Home Business The Most Common Reasons Customers Churn/Defect Highlighted by Peter Decaprio

The Most Common Reasons Customers Churn/Defect Highlighted by Peter Decaprio

by Hanery Scott
Saivian Eric Dalius

There Are Many Reasons for Customers “Churning” Or Defecting. 

The Following List Is a Sample of The Most Common Ones.

  1. They have more needs than they realize at first, so they sell you on things your product can’t do.
  2. Your sales reps raised false expectations about features that don’t exist in your product and didn’t qualify them properly.
  3. Your competitors offer better products that fulfill their needs better than yours does, says Peter DeCaprio.
  4. You offer them a trial version to try before they buy, but it sucks compared to your competitor’s paid versions, so they never use it again after the trial period ends unless forced to by IT policy (passwords expire).
  5. Your sales reps are poorly trained or not product knowledgeable, so they don’t sell your product effectively.
  6. The user interface is terrible, and the documentation is worse.
  7. They get stuck with version 1, but your competitor releases new versions that quickly surpass your product in features or usability, so they switch to the competitor’s later products after the initial purchase of yours.
  8. It takes too long for upgrades to arrive (e.g., 6 months), during which time you’re missing out on new feature developments offered by competitors who update more often (e.g., every month).
  9. You mislead them about how easy it will be to integrate your product with other products they have installed on their system(s).
  10. You fail to deliver on promises made in your sales and marketing, such as:
  11. “Your employees will save 30 minutes per week because our product can do X.” (It doesn’t actually do X, and it takes 15 minutes just to figure out how.) b. “We have an online demo that you can view right now!” c. “Our product works seamlessly with other products from Vendor A.” d. “With these 3 easy steps, you’ll be up and running!” e., etc..
  12. Your company is too cheap to hire a top-notch support team, so their calls aren’t answered for 1 hour or more until the person they get was trained only 5 weeks ago but still doesn’t know how to fix their problem.
  13. “Here, let me send you a free CD in the mail that has everything you need on it.” (It is incomplete or outdated.)
  14. “We have a 30-day money-back guarantee,” even though they won’t get any of their money back because all sales are final and there’s no way to get your hands on the software without paying for it first — not even if you were going to return it!
  15. They get so mad about having wasted so much time trying to make your product work that they just want revenge: they badmouth your company and its products nonstop until everyone knows what incompetent fools work at the company, and decides not to buy from them.
  16. They don’t want to pay a software license renewal fee a year later, so they steal your product and use it for another 12 months until you catch them with the help of their Internet service provider or network administrator.
  17. You have too many separate modules that are not integrated well enough to offer a cohesive solution, so “one size fits all” is an illusion at most companies using your product.
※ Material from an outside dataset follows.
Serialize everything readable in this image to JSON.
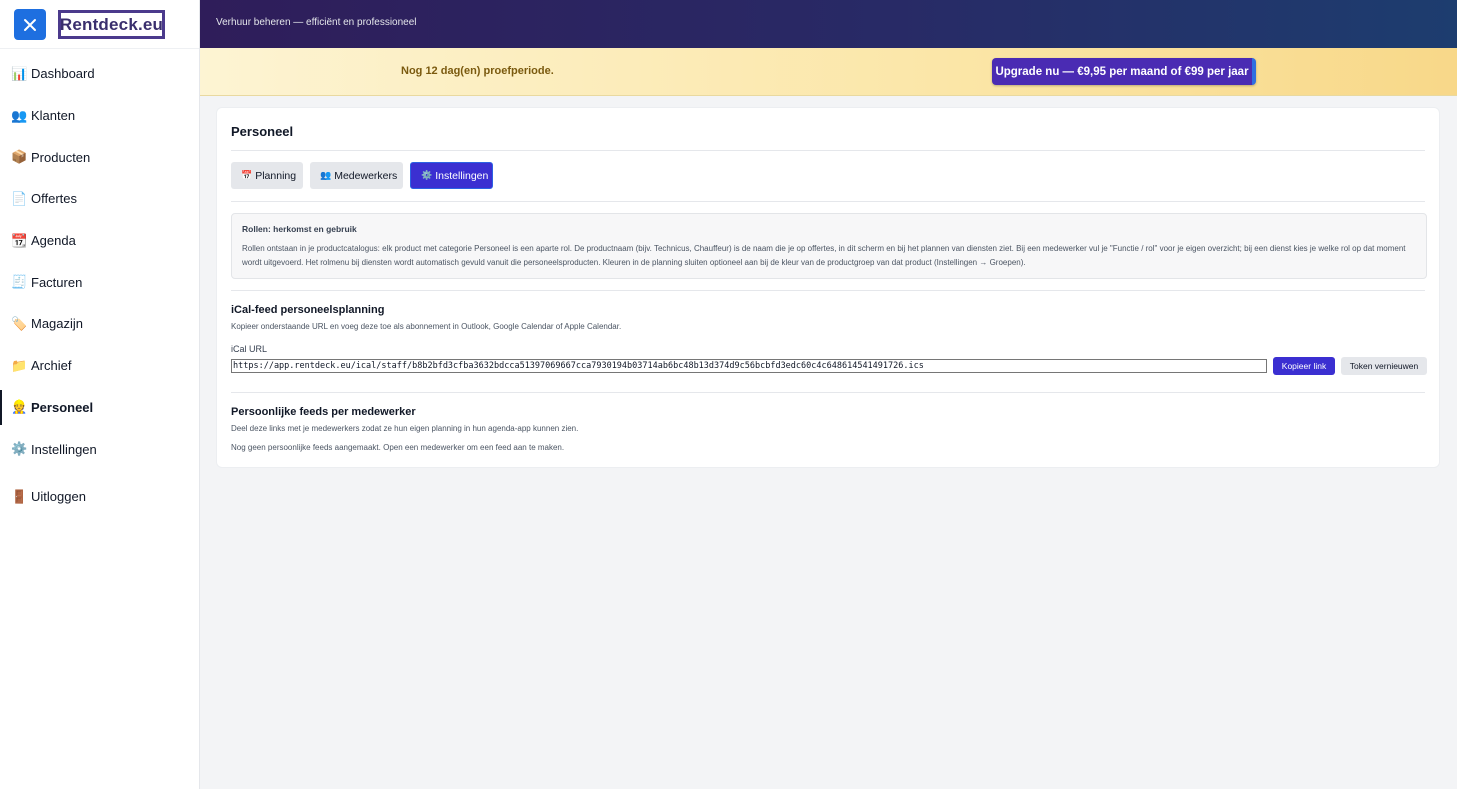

Everyone needs unique customizations, so customization can eat up half of the developer’s time even if he/she knows the source code inside out.
  18. You have done everything right so far, but still lose customers due to circumstances beyond your control: Your competitor has the power to convince the customer, through its marketing, that your company is not trustworthy. Your competitor bribes the customer with some special bonus or exclusive deal to sway them in their direction. The customer has a bad relationship with the representative from your company on the account (a “passive-aggressive” personality who doesn’t get along well with others). Etc.
  19. You make software for Macintosh computers, but neglect to support Mac OS X until version 10.11 (El Capitan) comes out more than half a decade later — by which time most of your existing customers have either switched to different products or retired their old systems and don’t bother upgrading again because “nothing much changes anymore”.
  20. They’re stuck behind a corporate firewall that won’t allow access to an Internet site, so they can’t download the product.
  21. You try to charge too much for your software or services – even though your customers know that your competitors are typically charging 50% less than you!
  22. “We’re sorry, but our server is currently down.” (Your hosting company has shit equipment and/or bandwidth.)
  23. The installation failed at 60%, so now we have to start all over again because nothing was saved after 35 minutes of downloading worth thousands of dollars…

Conclusion by Peter DeCaprio:

Don’t be a fool. Be careful in selecting business partners in which you invest your precious time and money.

You may also like

Leave a Comment